Being able to share stories from people that have had experiences that make integrating technology less scary, and to be able to find a way to categorize these stories so if you want to learn more about how someone did X or how someone went from A to Z— like why invest in a native, mobile app versus a Web app and what the pros and cons are. Some of these things may seem very simple for those in the digital and social education arenas, but having access to sophisticated networks like the Hive can help reduce wasting time and much needed resources for those in the general education and health fields.

No, I hear what you’re saying. It’s like by having an example of how to start engaging with technology it can help you navigate that and check in or have some folks to talk to or maybe have some examples before you launch on that yourself.

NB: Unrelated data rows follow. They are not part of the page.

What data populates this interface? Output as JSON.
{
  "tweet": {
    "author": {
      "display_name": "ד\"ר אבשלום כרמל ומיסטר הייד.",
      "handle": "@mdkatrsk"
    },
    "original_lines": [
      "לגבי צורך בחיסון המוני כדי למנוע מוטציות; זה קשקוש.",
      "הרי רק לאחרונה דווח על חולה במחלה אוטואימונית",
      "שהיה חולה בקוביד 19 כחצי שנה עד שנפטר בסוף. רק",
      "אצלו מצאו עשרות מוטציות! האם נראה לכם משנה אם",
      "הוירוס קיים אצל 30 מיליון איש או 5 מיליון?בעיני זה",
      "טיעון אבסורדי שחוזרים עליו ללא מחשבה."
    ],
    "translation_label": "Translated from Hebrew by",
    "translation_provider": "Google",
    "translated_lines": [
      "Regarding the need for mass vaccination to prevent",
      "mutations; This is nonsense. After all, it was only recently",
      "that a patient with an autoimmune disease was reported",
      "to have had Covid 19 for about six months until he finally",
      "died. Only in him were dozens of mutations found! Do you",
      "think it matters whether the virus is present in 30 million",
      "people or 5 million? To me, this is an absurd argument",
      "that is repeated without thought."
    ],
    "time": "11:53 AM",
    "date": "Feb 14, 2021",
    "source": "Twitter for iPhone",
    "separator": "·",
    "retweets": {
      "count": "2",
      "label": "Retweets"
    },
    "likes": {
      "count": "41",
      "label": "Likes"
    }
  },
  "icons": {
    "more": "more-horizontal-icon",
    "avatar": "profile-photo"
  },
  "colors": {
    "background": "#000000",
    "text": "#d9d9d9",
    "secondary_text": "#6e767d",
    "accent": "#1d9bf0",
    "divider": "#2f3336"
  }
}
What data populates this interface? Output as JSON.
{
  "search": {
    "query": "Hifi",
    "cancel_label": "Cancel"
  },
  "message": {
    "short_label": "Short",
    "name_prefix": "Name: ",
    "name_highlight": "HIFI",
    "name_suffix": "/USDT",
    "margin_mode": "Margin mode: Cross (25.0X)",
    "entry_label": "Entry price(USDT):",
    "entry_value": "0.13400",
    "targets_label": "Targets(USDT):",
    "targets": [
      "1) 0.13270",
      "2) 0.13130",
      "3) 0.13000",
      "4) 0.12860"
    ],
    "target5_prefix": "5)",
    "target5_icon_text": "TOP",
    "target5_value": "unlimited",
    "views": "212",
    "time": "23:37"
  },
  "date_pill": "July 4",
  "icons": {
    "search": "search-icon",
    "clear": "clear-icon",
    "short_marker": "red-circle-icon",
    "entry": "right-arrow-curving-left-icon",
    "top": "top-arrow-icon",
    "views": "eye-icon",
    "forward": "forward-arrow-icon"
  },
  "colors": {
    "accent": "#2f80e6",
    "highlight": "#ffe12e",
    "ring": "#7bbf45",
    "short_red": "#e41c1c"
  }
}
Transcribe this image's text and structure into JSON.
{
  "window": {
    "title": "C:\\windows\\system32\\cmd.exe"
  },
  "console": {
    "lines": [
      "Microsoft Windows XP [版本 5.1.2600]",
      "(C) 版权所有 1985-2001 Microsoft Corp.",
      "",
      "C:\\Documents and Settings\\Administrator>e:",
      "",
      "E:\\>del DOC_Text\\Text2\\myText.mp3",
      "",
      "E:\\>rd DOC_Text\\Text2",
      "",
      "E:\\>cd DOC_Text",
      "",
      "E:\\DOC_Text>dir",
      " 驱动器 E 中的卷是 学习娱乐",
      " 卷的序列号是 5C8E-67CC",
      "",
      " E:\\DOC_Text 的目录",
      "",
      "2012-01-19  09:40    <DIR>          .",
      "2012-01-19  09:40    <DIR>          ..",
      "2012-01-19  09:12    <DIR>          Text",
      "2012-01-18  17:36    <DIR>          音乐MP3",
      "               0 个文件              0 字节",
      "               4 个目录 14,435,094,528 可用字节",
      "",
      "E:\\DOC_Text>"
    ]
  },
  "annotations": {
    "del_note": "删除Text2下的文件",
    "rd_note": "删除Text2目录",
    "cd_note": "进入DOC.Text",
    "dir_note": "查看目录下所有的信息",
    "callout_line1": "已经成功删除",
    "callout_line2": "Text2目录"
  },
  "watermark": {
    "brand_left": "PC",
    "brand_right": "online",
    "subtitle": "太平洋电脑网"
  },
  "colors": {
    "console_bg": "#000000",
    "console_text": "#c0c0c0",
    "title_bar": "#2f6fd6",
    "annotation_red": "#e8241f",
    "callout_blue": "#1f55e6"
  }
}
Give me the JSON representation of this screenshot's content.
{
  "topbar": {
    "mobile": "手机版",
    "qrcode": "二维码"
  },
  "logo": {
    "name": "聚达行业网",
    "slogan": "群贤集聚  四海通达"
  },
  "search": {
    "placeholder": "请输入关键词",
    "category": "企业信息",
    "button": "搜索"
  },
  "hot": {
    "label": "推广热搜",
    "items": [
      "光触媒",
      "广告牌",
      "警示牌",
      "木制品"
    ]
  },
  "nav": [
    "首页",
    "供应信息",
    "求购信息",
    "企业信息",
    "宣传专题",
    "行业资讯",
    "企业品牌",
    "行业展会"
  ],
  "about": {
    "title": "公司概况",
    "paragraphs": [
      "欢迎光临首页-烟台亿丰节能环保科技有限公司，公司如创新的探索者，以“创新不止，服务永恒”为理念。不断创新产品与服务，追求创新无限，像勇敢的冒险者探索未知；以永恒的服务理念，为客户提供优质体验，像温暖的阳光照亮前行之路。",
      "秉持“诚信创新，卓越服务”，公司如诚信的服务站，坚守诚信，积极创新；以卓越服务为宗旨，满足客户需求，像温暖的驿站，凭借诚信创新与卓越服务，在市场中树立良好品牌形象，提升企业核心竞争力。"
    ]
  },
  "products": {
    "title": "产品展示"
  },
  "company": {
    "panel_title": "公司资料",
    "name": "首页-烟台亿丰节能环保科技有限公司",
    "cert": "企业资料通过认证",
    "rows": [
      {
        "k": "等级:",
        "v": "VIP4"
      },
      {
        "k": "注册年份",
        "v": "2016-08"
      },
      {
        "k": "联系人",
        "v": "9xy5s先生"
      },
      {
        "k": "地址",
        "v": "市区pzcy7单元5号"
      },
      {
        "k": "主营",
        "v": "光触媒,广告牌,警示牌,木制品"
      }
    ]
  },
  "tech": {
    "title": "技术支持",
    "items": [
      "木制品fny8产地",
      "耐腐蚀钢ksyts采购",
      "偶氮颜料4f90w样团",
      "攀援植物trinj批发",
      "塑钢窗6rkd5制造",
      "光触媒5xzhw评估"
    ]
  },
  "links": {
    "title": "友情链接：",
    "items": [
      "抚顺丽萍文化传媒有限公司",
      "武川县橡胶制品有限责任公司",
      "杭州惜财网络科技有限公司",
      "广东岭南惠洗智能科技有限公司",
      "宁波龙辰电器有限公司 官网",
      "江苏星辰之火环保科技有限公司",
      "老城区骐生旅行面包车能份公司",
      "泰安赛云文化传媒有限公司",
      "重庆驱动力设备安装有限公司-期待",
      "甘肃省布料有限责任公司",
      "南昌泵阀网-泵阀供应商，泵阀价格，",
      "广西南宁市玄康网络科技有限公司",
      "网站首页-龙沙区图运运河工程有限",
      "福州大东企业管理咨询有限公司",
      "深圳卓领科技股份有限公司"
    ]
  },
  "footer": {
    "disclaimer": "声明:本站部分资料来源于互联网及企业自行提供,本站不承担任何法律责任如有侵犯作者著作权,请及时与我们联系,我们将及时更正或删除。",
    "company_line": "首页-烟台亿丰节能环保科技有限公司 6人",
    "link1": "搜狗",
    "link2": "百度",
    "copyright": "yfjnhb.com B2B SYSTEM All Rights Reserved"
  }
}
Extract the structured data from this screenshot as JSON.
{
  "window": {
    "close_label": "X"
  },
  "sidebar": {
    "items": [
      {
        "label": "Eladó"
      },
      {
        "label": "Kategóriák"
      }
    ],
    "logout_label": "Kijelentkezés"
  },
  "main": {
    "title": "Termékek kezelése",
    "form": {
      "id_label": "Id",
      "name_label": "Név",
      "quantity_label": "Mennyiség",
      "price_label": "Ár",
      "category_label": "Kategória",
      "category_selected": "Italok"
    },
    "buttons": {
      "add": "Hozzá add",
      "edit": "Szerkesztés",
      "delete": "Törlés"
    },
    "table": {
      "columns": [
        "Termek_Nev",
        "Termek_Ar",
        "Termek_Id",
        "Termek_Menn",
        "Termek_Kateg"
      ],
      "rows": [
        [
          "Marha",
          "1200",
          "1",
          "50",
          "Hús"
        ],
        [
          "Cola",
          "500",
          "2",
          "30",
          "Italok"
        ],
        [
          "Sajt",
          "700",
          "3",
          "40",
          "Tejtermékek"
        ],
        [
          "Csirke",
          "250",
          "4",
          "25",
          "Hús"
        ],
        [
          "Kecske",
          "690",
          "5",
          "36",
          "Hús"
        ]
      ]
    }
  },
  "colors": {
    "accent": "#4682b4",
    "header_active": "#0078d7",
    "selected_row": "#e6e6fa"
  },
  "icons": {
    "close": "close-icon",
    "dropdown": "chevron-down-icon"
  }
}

There’s so much out there. How do you know you’re not trying to reinvent the wheel? What already exists in this space? The other thing is, for educators that are not in that tech space — how do you know if a project should take three days to build, three weeks to build, three months to build? Is this what a mobile app should cost? Really? Or not?

In every area that I’ve worked in, whether it’s been health education, physical education, or public health, I’ve always wished that there was some sort of matrix of what’s already available and perhaps open sourced, what’s going on, who has the expertise, and guidance on technology project costs.

Where those experiences fit in, so that you could learn from others. That makes sense. Is there anything more you want to tell me or ask?

I feel like there’s definitely more room for collaborations between the makers, the creators, the implementers and convenors. It would be wonderful to have some sort of speed dating-type opportunity where you convene a range of youth-serving organizations come together. Some may have access to the young people, and they may have the capacity to implement different programs, but don’t have the expertise. Then there are many smaller and specific organizations, that do have the expertise, have the technology, have the developers, have the products and want to test it but don’t have the place or program to do that. I just wonder if there could be a more formal way of introducing people and organizations to one another. I’ve seen the power of intentional collaborations that the Hive fostered and would like to see more non-tech organizations in a position to know about these opportunities.

I think the other thing for me, personally, is the world is constantly changing so quickly. For example, we’ve built the iPad app, and then we’ve built the mobile app. As we pat ourselves on the back for building something new and innovative, we need to already begin to consider what’s the next thing? What’s the next platform? It’s going to be interesting to see the continued iteration of all of this work and how we can keep up with it.

I think the last thing that I’d want to say, is that one of the things we’re thinking about seriously is open sourcing the Y-MVP app so that other organizations that are looking at scaffolded digital badging approaches can take advantage of all of the work we’ve already done. While our system was developed to support a fitness program, the framework could lend itself to any educational subject area. We put so much work into this, and there’s even an entire tiered management system with various levels of access and permissions, in addition to a robust back end analytics component. We should figure out how to best share this and put it out there in the universe. We need to figure out how to do that.

That would be really interesting. Of course, when you do that, there are all the support questions that come in, and how do you prep for that? How does that backpack piece work, where you can put all your badges together? Where does that platform sit and how can it be maintained? How can you port badges from one place to another and have them show up in your LinkedIn page? How do they play nicely with other platforms? You kind of needed to depend on a third party to collect the badges.

Yeah, I hear you. I think it would be interesting if there could be something more formal in terms of how all of these credentials can come together. I imagine that’s something that’s being worked on and we’d love to learn more about it.